*** Opening DATASET EXCERPTS ***
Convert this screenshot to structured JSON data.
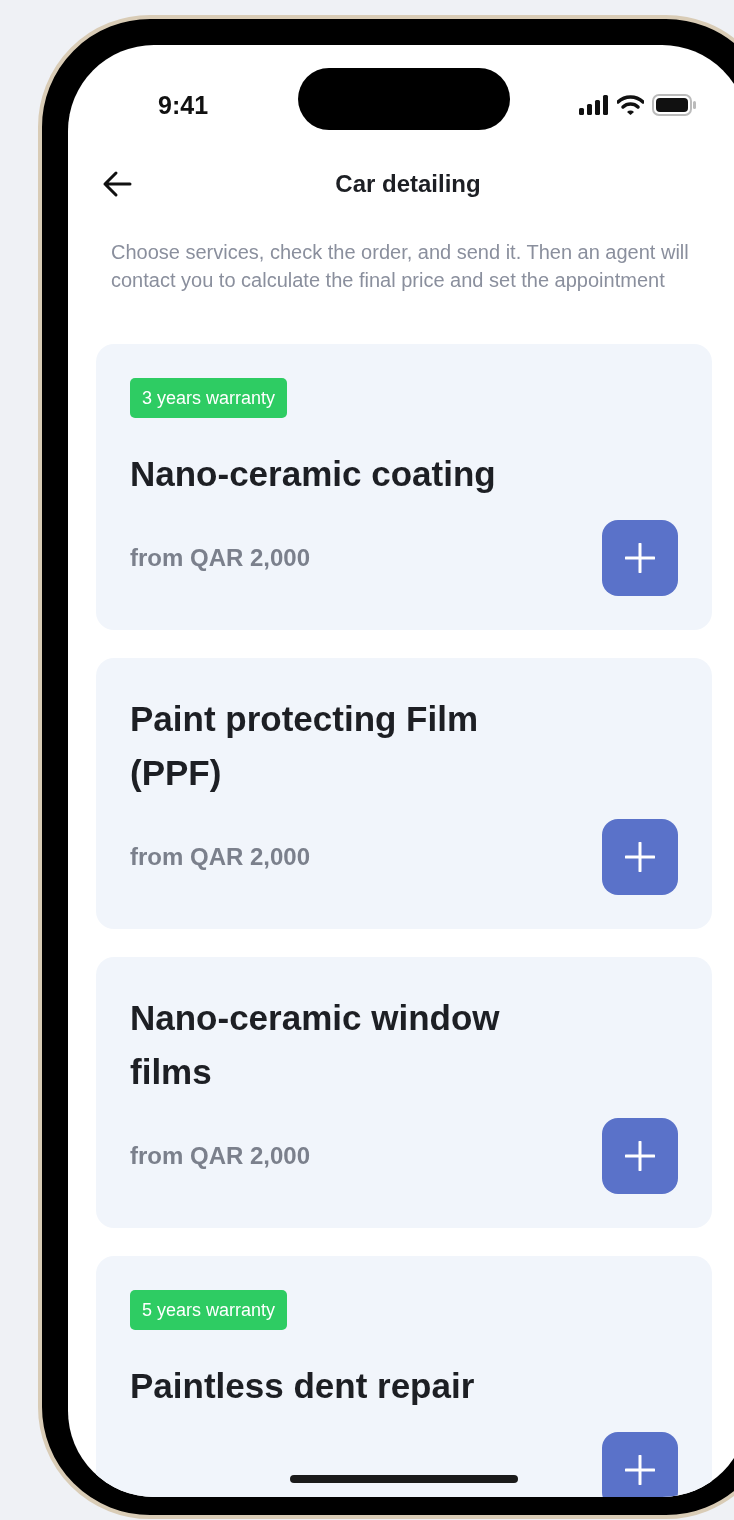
{
  "status_bar": {
    "time": "9:41"
  },
  "header": {
    "title": "Car detailing"
  },
  "intro": "Choose services, check the order, and send it. Then an agent will contact you to calculate the final price and set the appointment",
  "services": [
    {
      "badge": "3 years warranty",
      "title": "Nano-ceramic coating",
      "price": "from QAR 2,000"
    },
    {
      "title": "Paint protecting Film (PPF)",
      "price": "from QAR 2,000"
    },
    {
      "title": "Nano-ceramic window films",
      "price": "from QAR 2,000"
    },
    {
      "badge": "5 years warranty",
      "title": "Paintless dent repair"
    }
  ]
}
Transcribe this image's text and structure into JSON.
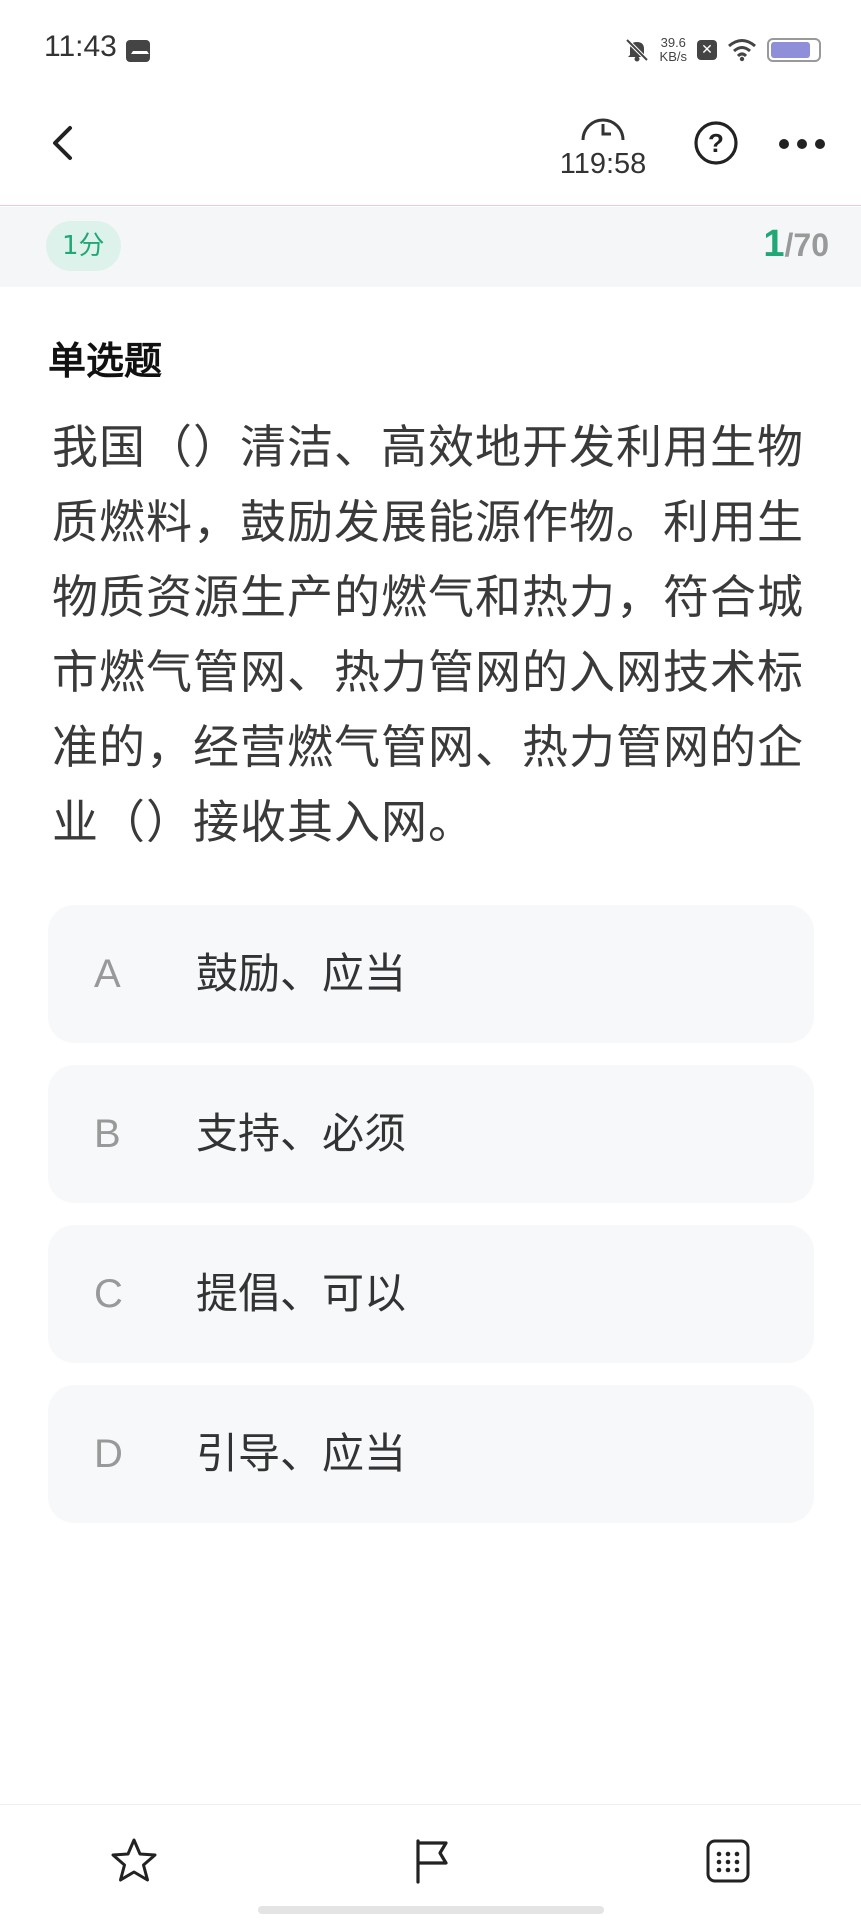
{
  "status_bar": {
    "time": "11:43",
    "net_speed_value": "39.6",
    "net_speed_unit": "KB/s",
    "battery_level": 0.85
  },
  "header": {
    "timer": "119:58",
    "icons": [
      "back-arrow-icon",
      "clock-icon",
      "help-icon",
      "more-icon"
    ]
  },
  "score_bar": {
    "score": "1分",
    "current": "1",
    "total": "/70"
  },
  "question": {
    "type": "单选题",
    "text": "我国（）清洁、高效地开发利用生物质燃料，鼓励发展能源作物。利用生物质资源生产的燃气和热力，符合城市燃气管网、热力管网的入网技术标准的，经营燃气管网、热力管网的企业（）接收其入网。"
  },
  "options": [
    {
      "letter": "A",
      "text": "鼓励、应当"
    },
    {
      "letter": "B",
      "text": "支持、必须"
    },
    {
      "letter": "C",
      "text": "提倡、可以"
    },
    {
      "letter": "D",
      "text": "引导、应当"
    }
  ],
  "bottom_bar": {
    "icons": [
      "star-icon",
      "flag-icon",
      "grid-icon"
    ]
  },
  "colors": {
    "accent": "#22a877",
    "badge_bg": "#ddf2ea",
    "option_bg": "#f7f8fa"
  }
}
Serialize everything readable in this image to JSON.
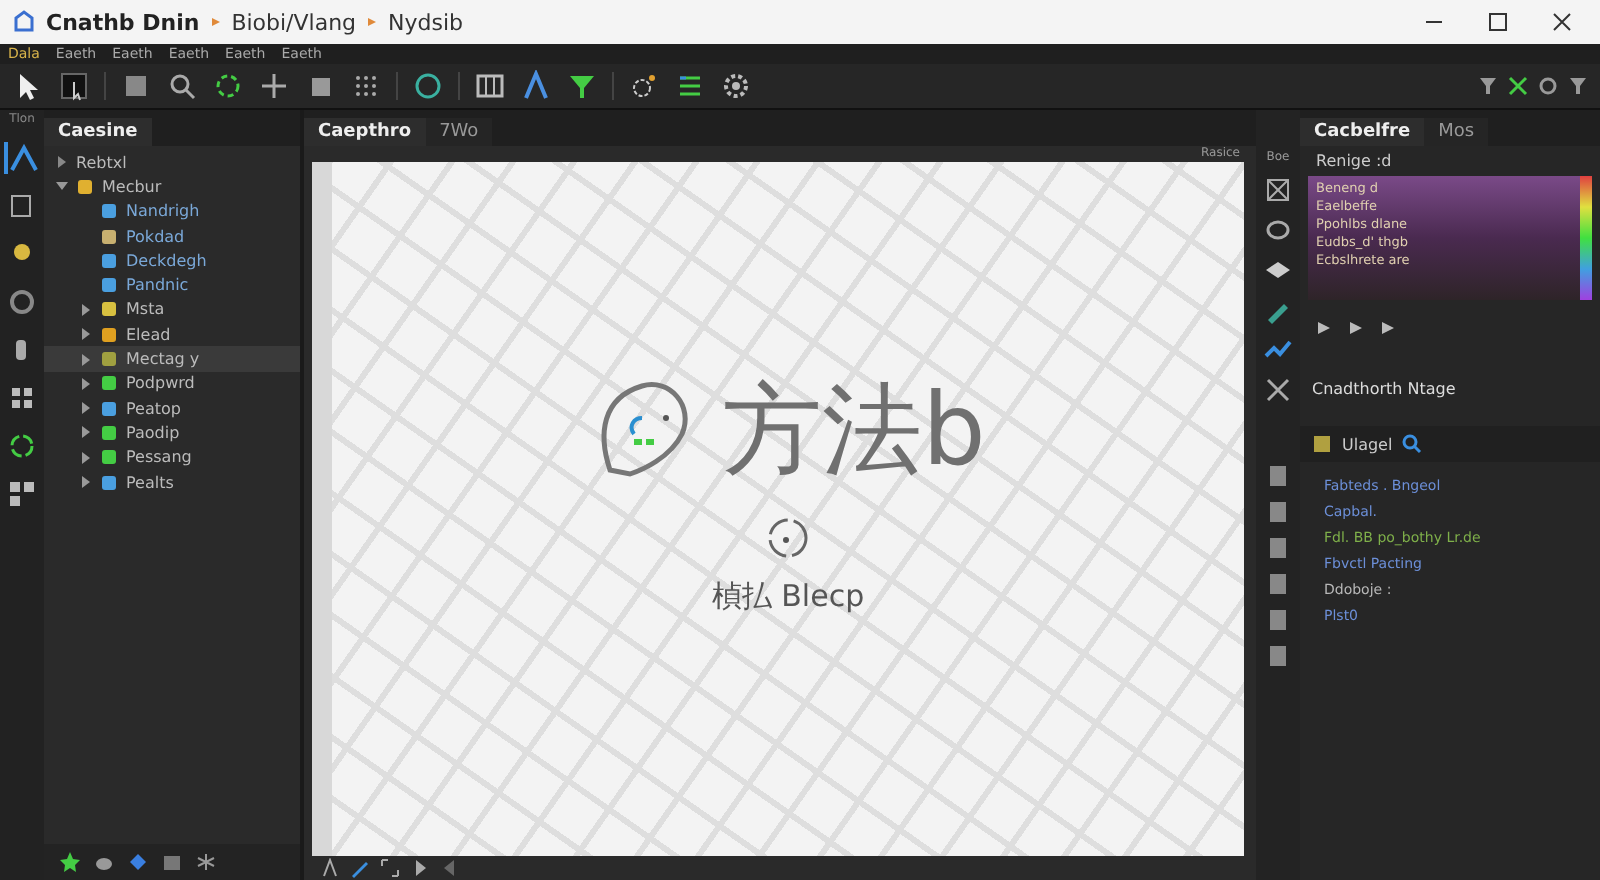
{
  "window": {
    "title": "Cnathb Dnin",
    "path": [
      "Biobi/Vlang",
      "Nydsib"
    ]
  },
  "menu": [
    "Dala",
    "Eaeth",
    "Eaeth",
    "Eaeth",
    "Eaeth",
    "Eaeth"
  ],
  "left_strip": {
    "label": "Tlon"
  },
  "left_panel": {
    "tab": "Caesine",
    "header": "Rebtxl",
    "tree": [
      {
        "label": "Mecbur",
        "kind": "folder",
        "expanded": true,
        "selected": false,
        "children": [
          {
            "label": "Nandrigh",
            "kind": "leaf",
            "selected": false
          },
          {
            "label": "Pokdad",
            "kind": "leaf",
            "selected": false
          },
          {
            "label": "Deckdegh",
            "kind": "leaf",
            "selected": false
          },
          {
            "label": "Pandnic",
            "kind": "leaf",
            "selected": false
          },
          {
            "label": "Msta",
            "kind": "folder",
            "expanded": false,
            "selected": false
          },
          {
            "label": "Elead",
            "kind": "folder",
            "expanded": false,
            "selected": false
          },
          {
            "label": "Mectag y",
            "kind": "folder",
            "expanded": false,
            "selected": true
          },
          {
            "label": "Podpwrd",
            "kind": "folder",
            "expanded": false,
            "selected": false
          },
          {
            "label": "Peatop",
            "kind": "folder",
            "expanded": false,
            "selected": false
          },
          {
            "label": "Paodip",
            "kind": "folder",
            "expanded": false,
            "selected": false
          },
          {
            "label": "Pessang",
            "kind": "folder",
            "expanded": false,
            "selected": false
          },
          {
            "label": "Pealts",
            "kind": "folder",
            "expanded": false,
            "selected": false
          }
        ]
      }
    ]
  },
  "center": {
    "tabs": [
      {
        "label": "Caepthro",
        "selected": true
      },
      {
        "label": "7Wo",
        "selected": false
      }
    ],
    "corner_label": "Rasice",
    "title": "方法b",
    "subtitle": "楨払 Blecp"
  },
  "right_panel": {
    "tabs": [
      {
        "label": "Cacbelfre",
        "selected": true
      },
      {
        "label": "Mos",
        "selected": false
      }
    ],
    "header": "Renige :d",
    "preview_lines": [
      "Beneng d",
      "Eaelbeffe",
      "Ppohlbs dlane",
      "Eudbs_d' thgb",
      "Ecbslhrete are"
    ],
    "section": "Cnadthorth Ntage",
    "layer": "Ulagel",
    "side_label": "Boe",
    "code_lines": [
      {
        "text": "Fabteds . Bngeol",
        "color": "#6c8fd8"
      },
      {
        "text": "Capbal.",
        "color": "#6c8fd8"
      },
      {
        "text": "Fdl. BB po_bothy Lr.de",
        "color": "#7fb04a"
      },
      {
        "text": "Fbvctl Pacting",
        "color": "#6c8fd8"
      },
      {
        "text": "Ddoboje :",
        "color": "#b8b8b8"
      },
      {
        "text": "Plst0",
        "color": "#6c8fd8"
      }
    ]
  }
}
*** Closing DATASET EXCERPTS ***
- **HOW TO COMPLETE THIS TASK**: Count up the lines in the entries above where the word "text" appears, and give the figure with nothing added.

- **RESPONSE BOX**: 12